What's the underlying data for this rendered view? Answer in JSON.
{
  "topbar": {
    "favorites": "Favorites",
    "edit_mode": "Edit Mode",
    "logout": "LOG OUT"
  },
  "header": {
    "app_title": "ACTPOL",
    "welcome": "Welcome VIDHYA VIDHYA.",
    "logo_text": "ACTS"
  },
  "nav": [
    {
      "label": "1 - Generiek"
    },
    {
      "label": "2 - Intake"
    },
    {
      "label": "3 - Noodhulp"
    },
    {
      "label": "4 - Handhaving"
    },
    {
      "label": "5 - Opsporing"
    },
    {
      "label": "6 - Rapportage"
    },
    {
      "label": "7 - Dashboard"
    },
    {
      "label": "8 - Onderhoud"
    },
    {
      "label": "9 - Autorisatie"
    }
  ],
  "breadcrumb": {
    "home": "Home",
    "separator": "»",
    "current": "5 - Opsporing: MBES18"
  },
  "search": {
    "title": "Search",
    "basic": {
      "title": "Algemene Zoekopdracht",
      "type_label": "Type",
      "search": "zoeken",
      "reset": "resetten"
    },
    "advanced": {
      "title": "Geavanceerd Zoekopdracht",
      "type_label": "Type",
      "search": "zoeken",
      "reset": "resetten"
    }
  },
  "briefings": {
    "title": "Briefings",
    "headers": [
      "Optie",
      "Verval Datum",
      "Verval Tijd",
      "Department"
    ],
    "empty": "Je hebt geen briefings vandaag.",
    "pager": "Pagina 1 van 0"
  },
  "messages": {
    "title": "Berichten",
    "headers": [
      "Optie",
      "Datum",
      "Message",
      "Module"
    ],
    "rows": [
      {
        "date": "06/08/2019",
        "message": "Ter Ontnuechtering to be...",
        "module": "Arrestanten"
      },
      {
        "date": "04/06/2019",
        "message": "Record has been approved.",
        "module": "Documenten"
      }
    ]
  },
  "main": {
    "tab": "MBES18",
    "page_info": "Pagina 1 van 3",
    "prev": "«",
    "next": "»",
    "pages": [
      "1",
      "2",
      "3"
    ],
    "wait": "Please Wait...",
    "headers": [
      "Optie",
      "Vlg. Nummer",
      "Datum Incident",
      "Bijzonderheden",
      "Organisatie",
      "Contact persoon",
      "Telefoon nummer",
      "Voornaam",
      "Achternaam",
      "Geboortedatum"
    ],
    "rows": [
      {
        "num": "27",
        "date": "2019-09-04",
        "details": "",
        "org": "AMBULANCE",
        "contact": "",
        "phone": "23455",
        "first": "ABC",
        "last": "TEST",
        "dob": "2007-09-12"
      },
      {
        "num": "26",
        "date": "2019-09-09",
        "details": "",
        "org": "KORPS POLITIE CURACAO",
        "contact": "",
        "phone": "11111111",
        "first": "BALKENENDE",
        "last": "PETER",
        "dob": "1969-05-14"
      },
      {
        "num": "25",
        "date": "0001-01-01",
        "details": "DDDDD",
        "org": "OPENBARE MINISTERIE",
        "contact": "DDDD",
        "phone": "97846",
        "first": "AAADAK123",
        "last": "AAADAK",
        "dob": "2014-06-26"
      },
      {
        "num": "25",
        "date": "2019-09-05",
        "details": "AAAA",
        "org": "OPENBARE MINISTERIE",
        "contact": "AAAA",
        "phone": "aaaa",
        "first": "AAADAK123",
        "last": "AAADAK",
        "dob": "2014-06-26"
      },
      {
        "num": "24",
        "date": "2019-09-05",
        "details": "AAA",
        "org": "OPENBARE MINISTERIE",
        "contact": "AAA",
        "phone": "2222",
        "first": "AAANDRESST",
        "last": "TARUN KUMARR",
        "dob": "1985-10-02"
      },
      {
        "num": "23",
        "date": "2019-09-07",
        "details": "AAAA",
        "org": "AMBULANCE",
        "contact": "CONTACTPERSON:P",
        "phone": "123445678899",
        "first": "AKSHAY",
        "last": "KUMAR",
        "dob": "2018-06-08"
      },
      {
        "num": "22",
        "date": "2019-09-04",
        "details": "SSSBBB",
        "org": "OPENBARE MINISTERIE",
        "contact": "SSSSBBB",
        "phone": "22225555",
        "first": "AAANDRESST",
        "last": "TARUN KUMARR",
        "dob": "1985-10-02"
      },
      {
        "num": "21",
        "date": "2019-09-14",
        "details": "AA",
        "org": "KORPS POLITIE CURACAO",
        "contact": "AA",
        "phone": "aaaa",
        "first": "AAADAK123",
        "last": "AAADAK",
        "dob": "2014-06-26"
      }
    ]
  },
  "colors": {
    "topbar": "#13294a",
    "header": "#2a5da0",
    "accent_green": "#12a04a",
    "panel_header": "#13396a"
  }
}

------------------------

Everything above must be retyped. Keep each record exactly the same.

What's the underlying data for this rendered view? Answer in JSON.
{
  "topbar": {
    "favorites": "Favorites",
    "edit_mode": "Edit Mode",
    "logout": "LOG OUT"
  },
  "header": {
    "app_title": "ACTPOL",
    "welcome": "Welcome VIDHYA VIDHYA.",
    "logo_text": "ACTS"
  },
  "nav": [
    {
      "label": "1 - Generiek"
    },
    {
      "label": "2 - Intake"
    },
    {
      "label": "3 - Noodhulp"
    },
    {
      "label": "4 - Handhaving"
    },
    {
      "label": "5 - Opsporing"
    },
    {
      "label": "6 - Rapportage"
    },
    {
      "label": "7 - Dashboard"
    },
    {
      "label": "8 - Onderhoud"
    },
    {
      "label": "9 - Autorisatie"
    }
  ],
  "breadcrumb": {
    "home": "Home",
    "separator": "»",
    "current": "5 - Opsporing: MBES18"
  },
  "search": {
    "title": "Search",
    "basic": {
      "title": "Algemene Zoekopdracht",
      "type_label": "Type",
      "search": "zoeken",
      "reset": "resetten"
    },
    "advanced": {
      "title": "Geavanceerd Zoekopdracht",
      "type_label": "Type",
      "search": "zoeken",
      "reset": "resetten"
    }
  },
  "briefings": {
    "title": "Briefings",
    "headers": [
      "Optie",
      "Verval Datum",
      "Verval Tijd",
      "Department"
    ],
    "empty": "Je hebt geen briefings vandaag.",
    "pager": "Pagina 1 van 0"
  },
  "messages": {
    "title": "Berichten",
    "headers": [
      "Optie",
      "Datum",
      "Message",
      "Module"
    ],
    "rows": [
      {
        "date": "06/08/2019",
        "message": "Ter Ontnuechtering to be...",
        "module": "Arrestanten"
      },
      {
        "date": "04/06/2019",
        "message": "Record has been approved.",
        "module": "Documenten"
      }
    ]
  },
  "main": {
    "tab": "MBES18",
    "page_info": "Pagina 1 van 3",
    "prev": "«",
    "next": "»",
    "pages": [
      "1",
      "2",
      "3"
    ],
    "wait": "Please Wait...",
    "headers": [
      "Optie",
      "Vlg. Nummer",
      "Datum Incident",
      "Bijzonderheden",
      "Organisatie",
      "Contact persoon",
      "Telefoon nummer",
      "Voornaam",
      "Achternaam",
      "Geboortedatum"
    ],
    "rows": [
      {
        "num": "27",
        "date": "2019-09-04",
        "details": "",
        "org": "AMBULANCE",
        "contact": "",
        "phone": "23455",
        "first": "ABC",
        "last": "TEST",
        "dob": "2007-09-12"
      },
      {
        "num": "26",
        "date": "2019-09-09",
        "details": "",
        "org": "KORPS POLITIE CURACAO",
        "contact": "",
        "phone": "11111111",
        "first": "BALKENENDE",
        "last": "PETER",
        "dob": "1969-05-14"
      },
      {
        "num": "25",
        "date": "0001-01-01",
        "details": "DDDDD",
        "org": "OPENBARE MINISTERIE",
        "contact": "DDDD",
        "phone": "97846",
        "first": "AAADAK123",
        "last": "AAADAK",
        "dob": "2014-06-26"
      },
      {
        "num": "25",
        "date": "2019-09-05",
        "details": "AAAA",
        "org": "OPENBARE MINISTERIE",
        "contact": "AAAA",
        "phone": "aaaa",
        "first": "AAADAK123",
        "last": "AAADAK",
        "dob": "2014-06-26"
      },
      {
        "num": "24",
        "date": "2019-09-05",
        "details": "AAA",
        "org": "OPENBARE MINISTERIE",
        "contact": "AAA",
        "phone": "2222",
        "first": "AAANDRESST",
        "last": "TARUN KUMARR",
        "dob": "1985-10-02"
      },
      {
        "num": "23",
        "date": "2019-09-07",
        "details": "AAAA",
        "org": "AMBULANCE",
        "contact": "CONTACTPERSON:P",
        "phone": "123445678899",
        "first": "AKSHAY",
        "last": "KUMAR",
        "dob": "2018-06-08"
      },
      {
        "num": "22",
        "date": "2019-09-04",
        "details": "SSSBBB",
        "org": "OPENBARE MINISTERIE",
        "contact": "SSSSBBB",
        "phone": "22225555",
        "first": "AAANDRESST",
        "last": "TARUN KUMARR",
        "dob": "1985-10-02"
      },
      {
        "num": "21",
        "date": "2019-09-14",
        "details": "AA",
        "org": "KORPS POLITIE CURACAO",
        "contact": "AA",
        "phone": "aaaa",
        "first": "AAADAK123",
        "last": "AAADAK",
        "dob": "2014-06-26"
      }
    ]
  },
  "colors": {
    "topbar": "#13294a",
    "header": "#2a5da0",
    "accent_green": "#12a04a",
    "panel_header": "#13396a"
  }
}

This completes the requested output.